Netherlands World Cup Team Coach: Bert van Marwijk
In a country that boasts many rock-star coaches, the Dutch turned to a low-key boss little known outside the country. But van Marwijk impressed when he won the UEFA Cup with Feyenoord and, rather than try to transform the veteran team, is inclined to let them play.
Netherlands World Cup Team Strength: A stylish, tightly organized passing attack that features some of the Europe’s best talents. The team got a boost when striker Robin van Persie, out five months with an ankle injury, returned to the Arsenal lineup for the season’s final games.
Netherlands World Cup Team Weakness: Physical and psychological fragility. Several key players are coming off serious injuries or dealing with nagging ones. Perhaps more serious is how Dutch teams appear to implode due to the collision of giant egos. There are already hints of friction on this squad.
Netherlands World Cup Key Player: Wesley Sneijder
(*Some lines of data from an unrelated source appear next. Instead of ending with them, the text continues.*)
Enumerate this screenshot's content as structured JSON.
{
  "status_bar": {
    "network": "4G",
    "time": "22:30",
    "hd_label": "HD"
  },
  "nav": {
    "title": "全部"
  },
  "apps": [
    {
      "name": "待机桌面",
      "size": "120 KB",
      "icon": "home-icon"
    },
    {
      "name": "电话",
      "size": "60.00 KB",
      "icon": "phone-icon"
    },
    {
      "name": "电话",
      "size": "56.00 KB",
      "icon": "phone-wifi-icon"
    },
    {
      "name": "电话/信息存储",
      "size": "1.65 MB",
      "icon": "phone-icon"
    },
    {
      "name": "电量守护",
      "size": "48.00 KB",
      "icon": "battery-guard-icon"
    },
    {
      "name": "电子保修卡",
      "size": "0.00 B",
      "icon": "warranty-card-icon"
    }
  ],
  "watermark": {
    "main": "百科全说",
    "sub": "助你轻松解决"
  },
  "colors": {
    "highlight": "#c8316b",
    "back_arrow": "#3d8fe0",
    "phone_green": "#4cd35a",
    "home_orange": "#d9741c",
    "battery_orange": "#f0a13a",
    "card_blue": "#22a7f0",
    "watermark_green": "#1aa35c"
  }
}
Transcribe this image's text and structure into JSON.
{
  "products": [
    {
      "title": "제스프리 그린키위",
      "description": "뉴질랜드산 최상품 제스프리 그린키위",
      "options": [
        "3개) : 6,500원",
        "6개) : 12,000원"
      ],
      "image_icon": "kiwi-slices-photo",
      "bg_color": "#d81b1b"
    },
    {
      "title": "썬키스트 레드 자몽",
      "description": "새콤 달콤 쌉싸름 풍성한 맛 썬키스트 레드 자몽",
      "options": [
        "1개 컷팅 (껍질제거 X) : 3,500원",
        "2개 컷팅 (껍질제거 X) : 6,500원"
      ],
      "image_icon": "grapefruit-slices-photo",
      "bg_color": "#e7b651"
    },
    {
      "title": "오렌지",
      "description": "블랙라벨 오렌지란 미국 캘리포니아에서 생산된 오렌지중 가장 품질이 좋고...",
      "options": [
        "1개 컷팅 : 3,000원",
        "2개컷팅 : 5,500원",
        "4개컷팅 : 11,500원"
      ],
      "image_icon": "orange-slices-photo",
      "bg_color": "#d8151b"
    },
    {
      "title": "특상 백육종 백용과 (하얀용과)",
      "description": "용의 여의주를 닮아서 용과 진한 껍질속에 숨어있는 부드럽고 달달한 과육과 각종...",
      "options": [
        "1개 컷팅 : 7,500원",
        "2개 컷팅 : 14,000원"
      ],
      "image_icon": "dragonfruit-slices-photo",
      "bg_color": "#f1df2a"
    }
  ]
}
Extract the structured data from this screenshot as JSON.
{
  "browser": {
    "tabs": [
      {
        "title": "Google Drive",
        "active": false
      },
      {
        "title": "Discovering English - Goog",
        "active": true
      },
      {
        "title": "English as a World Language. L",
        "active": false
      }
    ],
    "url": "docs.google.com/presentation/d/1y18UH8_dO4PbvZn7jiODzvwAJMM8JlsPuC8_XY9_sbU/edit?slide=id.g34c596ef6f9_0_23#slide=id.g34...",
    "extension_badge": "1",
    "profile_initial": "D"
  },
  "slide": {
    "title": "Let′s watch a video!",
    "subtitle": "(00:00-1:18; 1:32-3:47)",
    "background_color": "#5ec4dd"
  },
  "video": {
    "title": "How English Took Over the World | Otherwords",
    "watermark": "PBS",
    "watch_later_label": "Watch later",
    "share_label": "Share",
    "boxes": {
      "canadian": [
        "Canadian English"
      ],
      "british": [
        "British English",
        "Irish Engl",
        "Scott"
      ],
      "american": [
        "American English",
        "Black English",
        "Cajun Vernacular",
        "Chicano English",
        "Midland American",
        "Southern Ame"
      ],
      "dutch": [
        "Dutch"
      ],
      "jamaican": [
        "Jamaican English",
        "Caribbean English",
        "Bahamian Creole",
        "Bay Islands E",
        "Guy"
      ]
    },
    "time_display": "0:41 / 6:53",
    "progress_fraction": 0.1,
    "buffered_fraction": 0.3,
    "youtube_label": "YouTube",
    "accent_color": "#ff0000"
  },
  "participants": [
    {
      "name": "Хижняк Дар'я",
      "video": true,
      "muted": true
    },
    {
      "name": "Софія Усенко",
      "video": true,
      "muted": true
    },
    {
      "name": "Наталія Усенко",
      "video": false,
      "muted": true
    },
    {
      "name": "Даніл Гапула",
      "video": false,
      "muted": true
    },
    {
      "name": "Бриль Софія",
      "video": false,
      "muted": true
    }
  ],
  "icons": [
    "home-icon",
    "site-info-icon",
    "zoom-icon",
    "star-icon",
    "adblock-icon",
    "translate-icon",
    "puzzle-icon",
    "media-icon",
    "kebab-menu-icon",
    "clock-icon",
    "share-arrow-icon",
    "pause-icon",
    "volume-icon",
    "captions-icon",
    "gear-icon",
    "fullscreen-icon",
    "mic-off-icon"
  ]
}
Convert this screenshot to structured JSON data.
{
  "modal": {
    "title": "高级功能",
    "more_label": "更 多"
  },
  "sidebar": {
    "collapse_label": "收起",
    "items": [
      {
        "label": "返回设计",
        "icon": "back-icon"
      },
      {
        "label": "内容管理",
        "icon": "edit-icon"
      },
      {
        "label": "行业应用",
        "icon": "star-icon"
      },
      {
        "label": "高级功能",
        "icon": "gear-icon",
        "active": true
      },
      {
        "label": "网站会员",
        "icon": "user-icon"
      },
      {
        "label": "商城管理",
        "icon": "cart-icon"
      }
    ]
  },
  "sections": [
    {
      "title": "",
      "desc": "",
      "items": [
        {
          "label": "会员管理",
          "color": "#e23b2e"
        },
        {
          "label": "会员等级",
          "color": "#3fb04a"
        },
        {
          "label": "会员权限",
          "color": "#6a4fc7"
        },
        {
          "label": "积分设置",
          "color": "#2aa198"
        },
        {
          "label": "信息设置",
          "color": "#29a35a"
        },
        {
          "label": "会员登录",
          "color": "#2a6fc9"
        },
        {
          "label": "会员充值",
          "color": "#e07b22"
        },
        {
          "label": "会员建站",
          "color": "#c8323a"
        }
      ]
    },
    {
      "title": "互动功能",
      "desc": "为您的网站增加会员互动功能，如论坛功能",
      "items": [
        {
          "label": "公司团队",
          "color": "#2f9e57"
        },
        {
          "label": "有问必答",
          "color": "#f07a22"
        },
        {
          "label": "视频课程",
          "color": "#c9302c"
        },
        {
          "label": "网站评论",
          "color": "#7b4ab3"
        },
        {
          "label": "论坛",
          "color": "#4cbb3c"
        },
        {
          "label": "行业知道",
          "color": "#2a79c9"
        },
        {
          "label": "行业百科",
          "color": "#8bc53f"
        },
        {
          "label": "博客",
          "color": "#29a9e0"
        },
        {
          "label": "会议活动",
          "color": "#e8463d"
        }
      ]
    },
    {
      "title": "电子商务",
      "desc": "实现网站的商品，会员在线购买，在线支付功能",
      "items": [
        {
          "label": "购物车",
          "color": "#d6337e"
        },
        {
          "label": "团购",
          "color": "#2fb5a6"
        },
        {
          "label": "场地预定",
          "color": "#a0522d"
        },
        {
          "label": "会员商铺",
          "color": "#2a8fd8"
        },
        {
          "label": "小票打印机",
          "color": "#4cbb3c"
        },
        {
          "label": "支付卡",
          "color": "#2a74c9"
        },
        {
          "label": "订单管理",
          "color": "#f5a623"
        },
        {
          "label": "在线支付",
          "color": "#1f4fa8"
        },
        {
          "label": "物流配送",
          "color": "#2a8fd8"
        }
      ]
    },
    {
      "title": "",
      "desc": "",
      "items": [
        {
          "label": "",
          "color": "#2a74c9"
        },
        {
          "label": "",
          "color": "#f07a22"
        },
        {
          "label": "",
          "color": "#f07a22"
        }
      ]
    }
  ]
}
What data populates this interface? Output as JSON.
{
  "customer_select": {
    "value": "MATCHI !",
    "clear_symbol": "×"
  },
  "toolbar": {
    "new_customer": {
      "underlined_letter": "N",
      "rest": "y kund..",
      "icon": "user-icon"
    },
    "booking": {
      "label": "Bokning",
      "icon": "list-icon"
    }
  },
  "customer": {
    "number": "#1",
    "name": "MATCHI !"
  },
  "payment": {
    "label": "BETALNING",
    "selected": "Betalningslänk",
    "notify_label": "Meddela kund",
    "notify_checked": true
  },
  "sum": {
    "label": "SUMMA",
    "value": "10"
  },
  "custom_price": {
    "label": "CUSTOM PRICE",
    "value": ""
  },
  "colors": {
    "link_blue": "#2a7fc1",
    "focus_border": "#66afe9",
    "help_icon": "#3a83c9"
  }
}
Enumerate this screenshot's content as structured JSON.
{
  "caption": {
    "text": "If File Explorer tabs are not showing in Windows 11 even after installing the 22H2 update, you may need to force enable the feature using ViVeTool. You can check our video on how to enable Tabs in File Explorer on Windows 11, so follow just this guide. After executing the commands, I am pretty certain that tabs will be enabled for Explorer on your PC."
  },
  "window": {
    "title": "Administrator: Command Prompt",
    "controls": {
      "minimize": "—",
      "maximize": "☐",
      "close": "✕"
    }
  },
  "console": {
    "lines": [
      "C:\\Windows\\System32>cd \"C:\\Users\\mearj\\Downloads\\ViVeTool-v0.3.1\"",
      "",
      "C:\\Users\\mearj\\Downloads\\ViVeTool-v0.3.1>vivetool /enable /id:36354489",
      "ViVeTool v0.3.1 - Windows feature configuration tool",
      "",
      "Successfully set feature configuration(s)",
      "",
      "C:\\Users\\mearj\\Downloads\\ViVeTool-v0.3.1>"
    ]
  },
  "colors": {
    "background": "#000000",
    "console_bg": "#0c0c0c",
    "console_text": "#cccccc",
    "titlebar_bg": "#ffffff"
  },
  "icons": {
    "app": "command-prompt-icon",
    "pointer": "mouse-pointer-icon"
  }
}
If Spain’s Xavi is the standard for midfield quarterbacks, then Sneijder has risen to the challenge. He is quick to the ball, makes pinpoint passes and can unleash a lethal shot when he finds himself in open space. Despite the surfeit of offensive talent, Sneidjer will be at the center of the attack. And it is probably on him to keep all those big egos happy with his ball distribution.